Alerts are issued under the categories of "elevated," "intermediate,"[11] or "imminent."[1] According to Napolitano, "When [the Department of Homeland Security has] information about a specific, credible threat, [it] will issue a formal alert providing as much information as [it] can."[3] When an alert is provided to the public it includes the following information if available: geographic region, mode of transportation, critical infrastructure potentially affected by the threat, protective actions authorities are taking, and steps individuals or communities should be taking to protect themselves and families.[13] That includes providing government agencies and emergency officials with threat assessments as well as using news outlets and social networking resources to notify the public.[5]

It also outlines steps to take in response to a particular terrorist threat.[7] Individual threat alerts are issued for a specific amount of time, and the threat alert then automatically expires.

If new information becomes available, the threat alert may be extended.

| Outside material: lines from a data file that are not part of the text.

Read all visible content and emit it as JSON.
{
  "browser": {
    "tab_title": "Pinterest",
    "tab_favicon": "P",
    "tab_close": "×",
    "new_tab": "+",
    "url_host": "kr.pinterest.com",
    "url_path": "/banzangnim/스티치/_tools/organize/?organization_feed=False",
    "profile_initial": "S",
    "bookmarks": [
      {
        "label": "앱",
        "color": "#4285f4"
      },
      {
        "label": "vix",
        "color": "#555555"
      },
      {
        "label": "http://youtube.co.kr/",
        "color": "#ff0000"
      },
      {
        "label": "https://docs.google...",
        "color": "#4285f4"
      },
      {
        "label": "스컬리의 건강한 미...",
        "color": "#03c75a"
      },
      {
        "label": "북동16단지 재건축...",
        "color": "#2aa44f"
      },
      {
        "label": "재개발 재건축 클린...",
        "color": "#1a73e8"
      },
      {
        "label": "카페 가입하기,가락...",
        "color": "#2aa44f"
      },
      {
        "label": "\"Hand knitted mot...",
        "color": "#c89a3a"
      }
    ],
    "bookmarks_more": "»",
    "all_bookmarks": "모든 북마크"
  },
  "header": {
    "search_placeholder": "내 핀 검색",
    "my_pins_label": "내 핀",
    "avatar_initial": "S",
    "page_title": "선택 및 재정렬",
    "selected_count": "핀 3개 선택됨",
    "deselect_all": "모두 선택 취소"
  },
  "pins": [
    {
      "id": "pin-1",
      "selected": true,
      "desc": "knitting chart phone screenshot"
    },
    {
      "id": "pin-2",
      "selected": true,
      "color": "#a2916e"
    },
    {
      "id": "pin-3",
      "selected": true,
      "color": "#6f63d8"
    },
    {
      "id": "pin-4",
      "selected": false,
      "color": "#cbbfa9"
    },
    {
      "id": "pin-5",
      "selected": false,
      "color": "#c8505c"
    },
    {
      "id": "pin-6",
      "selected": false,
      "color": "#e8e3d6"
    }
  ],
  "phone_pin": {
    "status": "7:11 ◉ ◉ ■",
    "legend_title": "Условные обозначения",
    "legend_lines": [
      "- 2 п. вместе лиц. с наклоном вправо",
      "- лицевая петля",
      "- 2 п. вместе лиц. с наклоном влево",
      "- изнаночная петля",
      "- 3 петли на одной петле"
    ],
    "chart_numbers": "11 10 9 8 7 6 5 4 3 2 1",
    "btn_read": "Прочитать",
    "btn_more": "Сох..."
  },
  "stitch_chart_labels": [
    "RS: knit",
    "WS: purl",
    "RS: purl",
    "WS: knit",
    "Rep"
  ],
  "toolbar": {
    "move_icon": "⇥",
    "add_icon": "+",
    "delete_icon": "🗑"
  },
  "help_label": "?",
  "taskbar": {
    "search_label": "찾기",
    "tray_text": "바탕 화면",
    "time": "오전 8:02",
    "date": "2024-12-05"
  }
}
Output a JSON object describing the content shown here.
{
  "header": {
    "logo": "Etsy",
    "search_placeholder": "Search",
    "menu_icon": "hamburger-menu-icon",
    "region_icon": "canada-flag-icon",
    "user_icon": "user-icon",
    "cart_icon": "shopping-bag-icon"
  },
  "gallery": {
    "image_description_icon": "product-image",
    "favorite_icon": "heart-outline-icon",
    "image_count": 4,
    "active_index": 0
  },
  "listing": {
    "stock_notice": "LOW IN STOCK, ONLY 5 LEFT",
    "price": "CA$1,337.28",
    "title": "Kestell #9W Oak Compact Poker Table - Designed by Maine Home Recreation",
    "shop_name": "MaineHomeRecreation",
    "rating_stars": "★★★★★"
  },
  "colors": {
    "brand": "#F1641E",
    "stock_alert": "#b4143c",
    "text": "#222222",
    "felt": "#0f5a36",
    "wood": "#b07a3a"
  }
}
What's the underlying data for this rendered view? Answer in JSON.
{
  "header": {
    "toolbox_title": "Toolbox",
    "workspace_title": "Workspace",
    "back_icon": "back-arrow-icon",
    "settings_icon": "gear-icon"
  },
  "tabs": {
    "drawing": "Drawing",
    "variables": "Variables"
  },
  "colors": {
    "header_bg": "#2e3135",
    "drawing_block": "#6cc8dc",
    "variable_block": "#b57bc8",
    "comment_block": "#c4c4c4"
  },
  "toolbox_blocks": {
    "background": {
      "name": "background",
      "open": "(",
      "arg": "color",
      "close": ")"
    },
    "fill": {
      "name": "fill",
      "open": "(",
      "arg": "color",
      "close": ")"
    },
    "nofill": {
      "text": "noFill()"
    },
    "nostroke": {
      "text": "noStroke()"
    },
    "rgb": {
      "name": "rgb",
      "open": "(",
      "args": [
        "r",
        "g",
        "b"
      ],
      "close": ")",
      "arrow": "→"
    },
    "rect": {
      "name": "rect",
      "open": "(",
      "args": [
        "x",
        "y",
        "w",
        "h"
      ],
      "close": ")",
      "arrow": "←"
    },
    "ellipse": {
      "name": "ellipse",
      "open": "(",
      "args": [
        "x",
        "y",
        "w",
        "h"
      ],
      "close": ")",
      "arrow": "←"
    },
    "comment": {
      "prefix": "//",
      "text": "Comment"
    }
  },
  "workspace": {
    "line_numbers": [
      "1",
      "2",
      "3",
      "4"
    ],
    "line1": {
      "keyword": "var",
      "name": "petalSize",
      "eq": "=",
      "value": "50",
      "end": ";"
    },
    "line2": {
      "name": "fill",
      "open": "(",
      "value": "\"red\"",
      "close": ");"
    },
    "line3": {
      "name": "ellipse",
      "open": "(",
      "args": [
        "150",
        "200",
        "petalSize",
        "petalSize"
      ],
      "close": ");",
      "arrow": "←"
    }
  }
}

Information on whether the threat has been extended or is expiring is distributed to the public in the same way that the original notification was made.[14]

References[edit]

  1. ^ a b c d Mathes, Michael (January 27, 2011). "New US terror alert system replaces color code". Google News. Agence France-Presse. Retrieved January 27, 2011. 
  2. ^ "Orange alert ends with new US alert system". Google News. Agence France-Presse. April 20, 2011. Retrieved April 20, 2011. 
  3. ^ a b c d CNN Wire Staff (January 27, 2011). "U.S. replaces color-coded terror alerts". CNN News. Cable News Network. Retrieved January 27, 2011. 
  4. ^ "National Terrorism Advisory System Bulletin - December 16, 2015". DHS. 2015-12-16. Retrieved 2016-01-27. 
  5. ^ a b c "Color-coded terror warnings to be gone by April 27". Google News. Associated Press. January 26, 2010. Retrieved January 27, 2011. 
  6. ^ Alberts, Sheldon (January 27, 2011). "Colourful U.S. terror-warning system will fade away". The Vancouver Sun. Postmedia Network Inc. Retrieved January 27, 2011. [permanent dead link]
  7. ^ a b Bliss, Jeff (January 27, 2011). "U.S. Will Scrap Color-Coded Terror Alerts, Napolitano Says". Bloomberg. Bloomberg L.P. Retrieved January 27, 2011. 
  8. ^ a b Ryan, Jason; Thomas, Pierre (January 27, 2011). "Color Coded Terror Alerts Retired by Department of Homeland Security". ABC News. ABC News Internet Ventures. Retrieved January 27, 2011. 
  9. ^ Miller, Greg (January 27, 2011). "Obama administration to replace color-coded terror alerts with new warning system". The Washington Post. The Washington Post Company. Retrieved January 27, 2011. 
  10. ^ "NTAS FAQ | Homeland Security". Retrieved 2016-01-27. 
  11. ^ a b "Homeland Security Plans New Level To Terror Advisory System". The Washington Post. The Washington Post Company. December 7, 2015. Retrieved December 7, 2015. 
  12. ^ Sharp, Vincent H. (2013). "Faded Colors: From the Homeland Security Advisory System (HSAS) to the National Terrorism Advisory System (NTAS)": 74. 
  13. ^ "National Terrorism Advisory System | Homeland Security". Retrieved 2014-09-18. 
  14. ^ "NTAS Public Guide | Homeland Security". Archived from the original on 2014-10-13. Retrieved 2014-09-18. 

External links[edit]